Nothing but a number is wanted here: the count of lines in the data holding the word "name".

□ □ □ □ □ □ □

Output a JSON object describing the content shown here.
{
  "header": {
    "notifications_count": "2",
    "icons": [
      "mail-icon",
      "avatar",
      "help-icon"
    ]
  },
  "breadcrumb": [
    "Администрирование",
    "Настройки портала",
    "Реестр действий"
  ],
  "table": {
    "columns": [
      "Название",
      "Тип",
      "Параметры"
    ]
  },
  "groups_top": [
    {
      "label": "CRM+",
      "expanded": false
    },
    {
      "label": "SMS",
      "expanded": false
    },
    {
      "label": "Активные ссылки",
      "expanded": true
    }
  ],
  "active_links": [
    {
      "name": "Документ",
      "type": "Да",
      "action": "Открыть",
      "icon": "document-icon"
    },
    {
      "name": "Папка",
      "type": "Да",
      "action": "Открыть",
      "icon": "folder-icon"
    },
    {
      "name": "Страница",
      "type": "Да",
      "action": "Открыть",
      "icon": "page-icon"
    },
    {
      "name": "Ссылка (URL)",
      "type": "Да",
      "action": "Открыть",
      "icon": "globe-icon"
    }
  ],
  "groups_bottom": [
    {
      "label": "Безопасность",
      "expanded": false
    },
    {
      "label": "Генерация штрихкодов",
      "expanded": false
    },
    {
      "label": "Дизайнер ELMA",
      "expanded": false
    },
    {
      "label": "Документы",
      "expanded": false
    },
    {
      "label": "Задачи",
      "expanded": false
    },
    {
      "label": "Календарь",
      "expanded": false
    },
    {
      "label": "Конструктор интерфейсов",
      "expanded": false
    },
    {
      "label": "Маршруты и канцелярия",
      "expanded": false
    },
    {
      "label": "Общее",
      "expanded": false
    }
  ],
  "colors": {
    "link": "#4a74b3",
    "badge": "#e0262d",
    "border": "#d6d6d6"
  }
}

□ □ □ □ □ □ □

▸ Solution
4